→ PROBLEM REQUIREMENTS
The answer must consist of every line from the entries that holds the word "Copy".
*** DATA RECORDS ***
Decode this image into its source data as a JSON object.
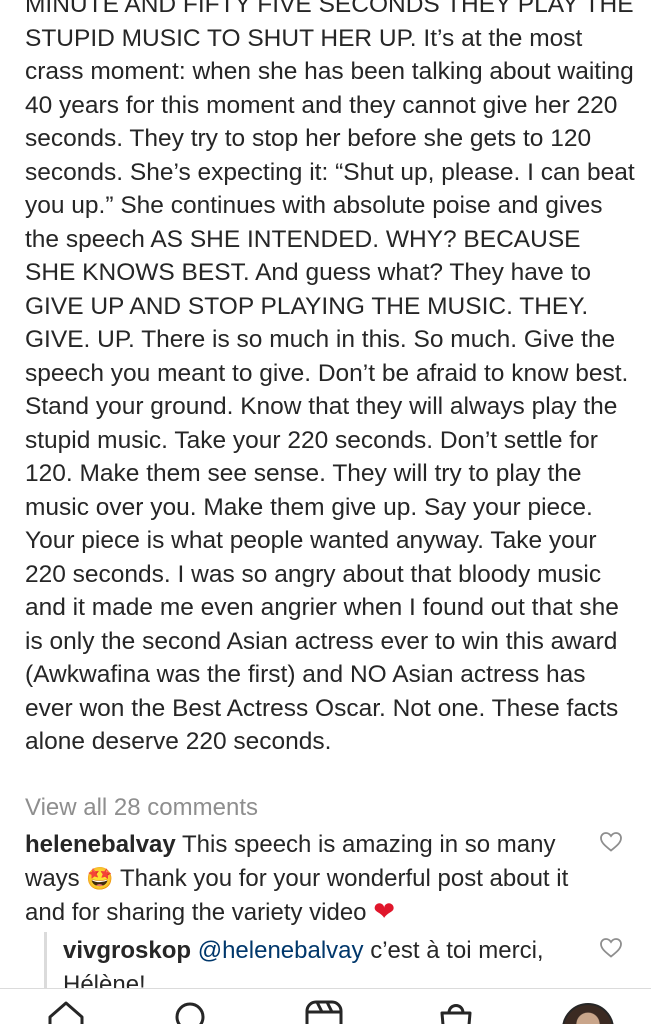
{
  "post": {
    "caption": "MINUTE AND FIFTY FIVE SECONDS THEY PLAY THE STUPID MUSIC TO SHUT HER UP. It’s at the most crass moment: when she has been talking about waiting 40 years for this moment and they cannot give her 220 seconds. They try to stop her before she gets to 120 seconds. She’s expecting it: “Shut up, please. I can beat you up.” She continues with absolute poise and gives the speech AS SHE INTENDED. WHY? BECAUSE SHE KNOWS BEST. And guess what? They have to GIVE UP AND STOP PLAYING THE MUSIC. THEY. GIVE. UP. There is so much in this. So much. Give the speech you meant to give. Don’t be afraid to know best. Stand your ground. Know that they will always play the stupid music. Take your 220 seconds. Don’t settle for 120. Make them see sense. They will try to play the music over you. Make them give up. Say your piece. Your piece is what people wanted anyway. Take your 220 seconds. I was so angry about that bloody music and it made me even angrier when I found out that she is only the second Asian actress ever to win this award (Awkwafina was the first) and NO Asian actress has ever won the Best Actress Oscar. Not one. These facts alone deserve 220 seconds."
  },
  "comments": {
    "view_all_label": "View all 28 comments",
    "items": [
      {
        "username": "helenebalvay",
        "text_part1": "This speech is amazing in so many ways",
        "emoji1": "🤩",
        "text_part2": "Thank you for your wonderful post about it and for sharing the variety video",
        "emoji2": "❤"
      }
    ],
    "reply": {
      "username": "vivgroskop",
      "mention": "@helenebalvay",
      "text": "c’est à toi merci, Hélène!"
    }
  },
  "nav": {
    "icons": [
      "home-icon",
      "search-icon",
      "reels-icon",
      "shop-icon",
      "profile-avatar"
    ]
  },
  "colors": {
    "text": "#262626",
    "muted": "#8e8e8e",
    "mention": "#00376b",
    "heart": "#e0162b"
  }
}
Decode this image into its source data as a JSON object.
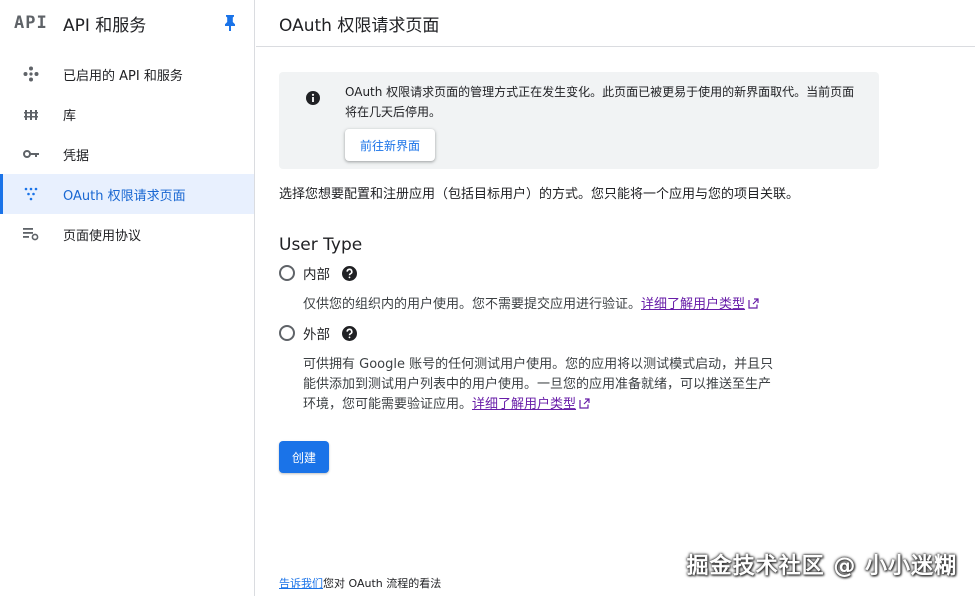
{
  "sidebar": {
    "logo": "API",
    "title": "API 和服务",
    "items": [
      {
        "label": "已启用的 API 和服务",
        "icon": "api-diamond-icon",
        "active": false
      },
      {
        "label": "库",
        "icon": "library-icon",
        "active": false
      },
      {
        "label": "凭据",
        "icon": "key-icon",
        "active": false
      },
      {
        "label": "OAuth 权限请求页面",
        "icon": "oauth-dots-icon",
        "active": true
      },
      {
        "label": "页面使用协议",
        "icon": "page-settings-icon",
        "active": false
      }
    ]
  },
  "header": {
    "title": "OAuth 权限请求页面"
  },
  "notice": {
    "text": "OAuth 权限请求页面的管理方式正在发生变化。此页面已被更易于使用的新界面取代。当前页面将在几天后停用。",
    "button_label": "前往新界面"
  },
  "main": {
    "description": "选择您想要配置和注册应用（包括目标用户）的方式。您只能将一个应用与您的项目关联。",
    "user_type_title": "User Type",
    "options": [
      {
        "label": "内部",
        "desc": "仅供您的组织内的用户使用。您不需要提交应用进行验证。",
        "link": "详细了解用户类型"
      },
      {
        "label": "外部",
        "desc": "可供拥有 Google 账号的任何测试用户使用。您的应用将以测试模式启动，并且只能供添加到测试用户列表中的用户使用。一旦您的应用准备就绪，可以推送至生产环境，您可能需要验证应用。",
        "link": "详细了解用户类型"
      }
    ],
    "create_label": "创建"
  },
  "feedback": {
    "link": "告诉我们",
    "text": "您对 OAuth 流程的看法"
  },
  "watermark": "掘金技术社区 @ 小小迷糊",
  "colors": {
    "accent": "#1a73e8",
    "link_visited": "#681da8",
    "active_bg": "#e8f0fe"
  }
}
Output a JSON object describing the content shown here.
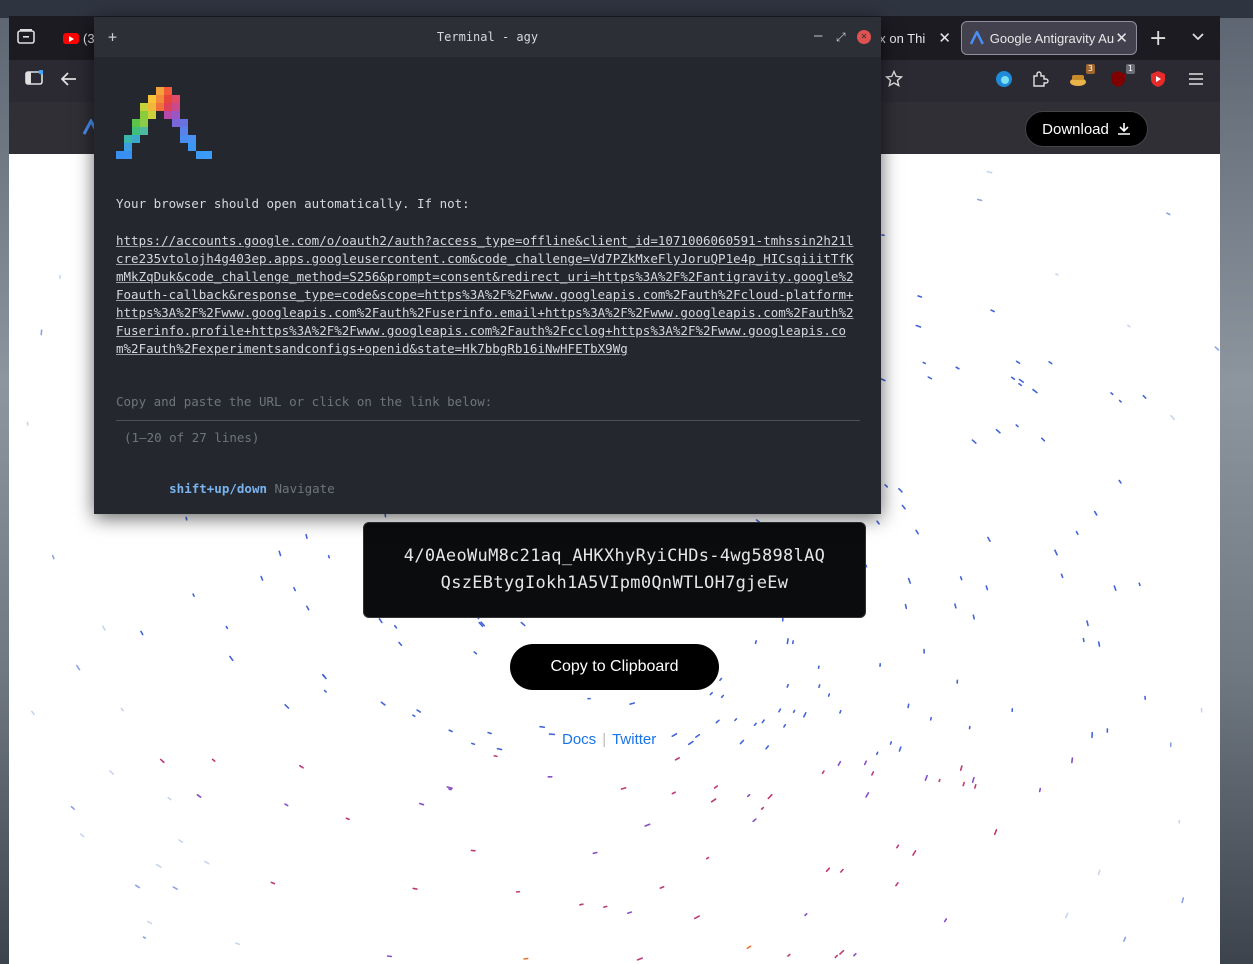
{
  "browser": {
    "tabs": [
      {
        "label": "(3",
        "type": "youtube"
      },
      {
        "label": "ux on Thi",
        "type": "generic"
      },
      {
        "label": "Google Antigravity Au",
        "type": "active"
      }
    ],
    "close_glyph": "✕",
    "new_tab_glyph": "+",
    "toolbar_badges": {
      "extension_count": "3",
      "ublock_count": "1"
    }
  },
  "site": {
    "download_label": "Download"
  },
  "terminal": {
    "title": "Terminal - agy",
    "line_open": "Your browser should open automatically. If not:",
    "url": "https://accounts.google.com/o/oauth2/auth?access_type=offline&client_id=1071006060591-tmhssin2h21lcre235vtolojh4g403ep.apps.googleusercontent.com&code_challenge=Vd7PZkMxeFlyJoruQP1e4p_HICsqiiitTfKmMkZqDuk&code_challenge_method=S256&prompt=consent&redirect_uri=https%3A%2F%2Fantigravity.google%2Foauth-callback&response_type=code&scope=https%3A%2F%2Fwww.googleapis.com%2Fauth%2Fcloud-platform+https%3A%2F%2Fwww.googleapis.com%2Fauth%2Fuserinfo.email+https%3A%2F%2Fwww.googleapis.com%2Fauth%2Fuserinfo.profile+https%3A%2F%2Fwww.googleapis.com%2Fauth%2Fcclog+https%3A%2F%2Fwww.googleapis.com%2Fauth%2Fexperimentsandconfigs+openid&state=Hk7bbgRb16iNwHFETbX9Wg",
    "line_copy": "Copy and paste the URL or click on the link below:",
    "line_count": "(1–20 of 27 lines)",
    "nav_keys": "shift+up/down",
    "nav_label": "Navigate"
  },
  "auth": {
    "code_line1": "4/0AeoWuM8c21aq_AHKXhyRyiCHDs-4wg5898lAQ",
    "code_line2": "QszEBtygIokh1A5VIpm0QnWTLOH7gjeEw",
    "copy_label": "Copy to Clipboard",
    "docs_label": "Docs",
    "twitter_label": "Twitter",
    "separator": "|"
  },
  "colors": {
    "accent_blue": "#1a73e8",
    "terminal_bg": "#24272e",
    "close_red": "#e05252"
  }
}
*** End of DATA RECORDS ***
→ TASK RESPONSE
    "line_copy": "Copy and paste the URL or click on the link below:",
    "copy_label": "Copy to Clipboard",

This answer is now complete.